--- LISTED RECORDS ---
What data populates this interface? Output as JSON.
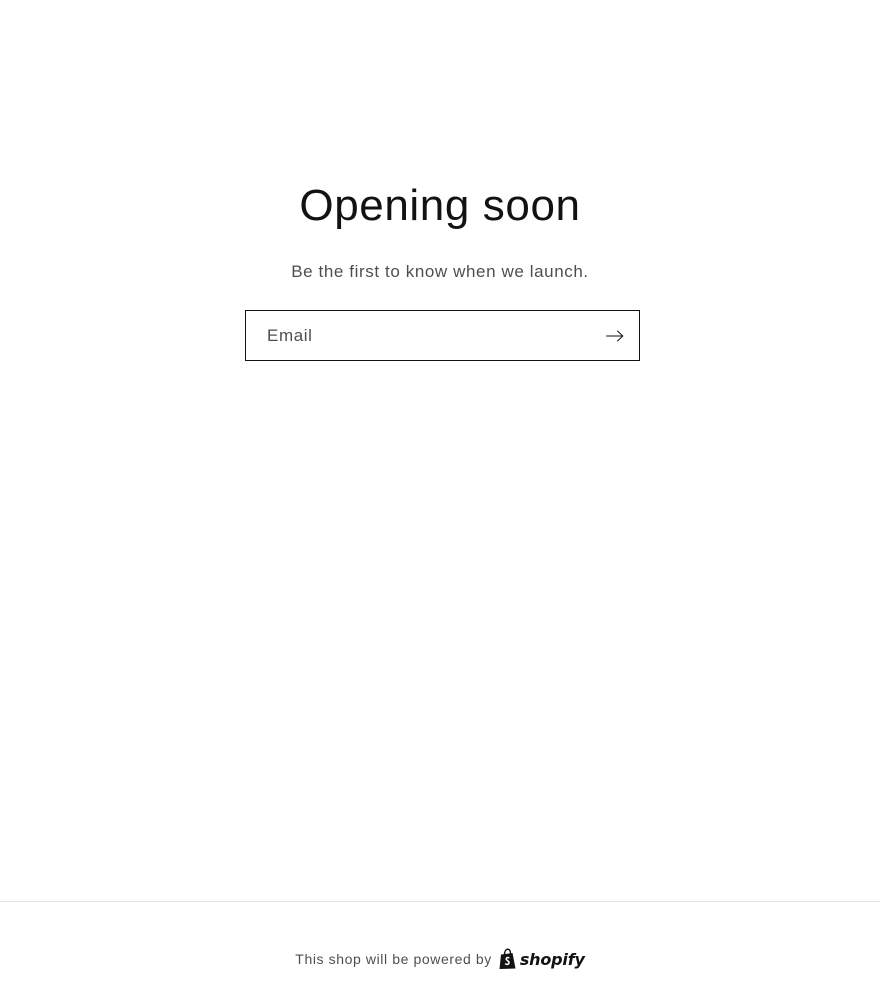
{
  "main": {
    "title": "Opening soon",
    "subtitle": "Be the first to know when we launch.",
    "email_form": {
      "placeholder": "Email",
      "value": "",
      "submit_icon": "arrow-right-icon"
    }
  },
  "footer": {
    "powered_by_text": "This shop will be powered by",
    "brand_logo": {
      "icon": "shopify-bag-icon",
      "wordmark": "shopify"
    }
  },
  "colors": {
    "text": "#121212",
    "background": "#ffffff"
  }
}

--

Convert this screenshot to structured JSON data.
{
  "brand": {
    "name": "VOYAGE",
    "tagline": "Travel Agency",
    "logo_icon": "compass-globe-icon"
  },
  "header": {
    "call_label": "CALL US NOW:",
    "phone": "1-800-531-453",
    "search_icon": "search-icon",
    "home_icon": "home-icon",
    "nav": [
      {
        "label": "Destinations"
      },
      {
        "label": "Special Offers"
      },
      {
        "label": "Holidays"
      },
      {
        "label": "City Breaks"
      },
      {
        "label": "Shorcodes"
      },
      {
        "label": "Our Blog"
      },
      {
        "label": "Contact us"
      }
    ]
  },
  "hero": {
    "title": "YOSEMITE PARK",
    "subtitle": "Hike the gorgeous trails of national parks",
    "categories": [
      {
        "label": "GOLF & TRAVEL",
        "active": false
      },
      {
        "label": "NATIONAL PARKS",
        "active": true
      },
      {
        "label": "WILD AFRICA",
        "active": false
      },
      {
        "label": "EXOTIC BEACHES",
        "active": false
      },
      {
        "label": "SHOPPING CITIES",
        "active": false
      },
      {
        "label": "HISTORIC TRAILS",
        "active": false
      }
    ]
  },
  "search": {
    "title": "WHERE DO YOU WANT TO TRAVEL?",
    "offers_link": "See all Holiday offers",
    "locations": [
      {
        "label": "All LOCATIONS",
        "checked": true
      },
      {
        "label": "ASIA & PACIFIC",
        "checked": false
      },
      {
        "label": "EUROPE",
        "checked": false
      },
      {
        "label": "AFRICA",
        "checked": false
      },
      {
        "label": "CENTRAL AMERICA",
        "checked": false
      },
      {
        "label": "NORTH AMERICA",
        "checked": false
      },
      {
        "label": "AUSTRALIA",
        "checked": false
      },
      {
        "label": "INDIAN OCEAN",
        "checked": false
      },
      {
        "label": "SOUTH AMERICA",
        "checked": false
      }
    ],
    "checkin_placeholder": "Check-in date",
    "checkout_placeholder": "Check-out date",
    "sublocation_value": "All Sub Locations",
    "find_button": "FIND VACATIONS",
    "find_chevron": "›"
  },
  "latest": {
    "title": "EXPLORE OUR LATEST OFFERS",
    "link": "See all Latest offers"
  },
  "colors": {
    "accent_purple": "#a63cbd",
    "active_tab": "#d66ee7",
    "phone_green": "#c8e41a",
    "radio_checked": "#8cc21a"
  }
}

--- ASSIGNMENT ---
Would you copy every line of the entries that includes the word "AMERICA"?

--- ANSWER AREA ---
        "label": "CENTRAL AMERICA",
        "label": "NORTH AMERICA",
        "label": "SOUTH AMERICA",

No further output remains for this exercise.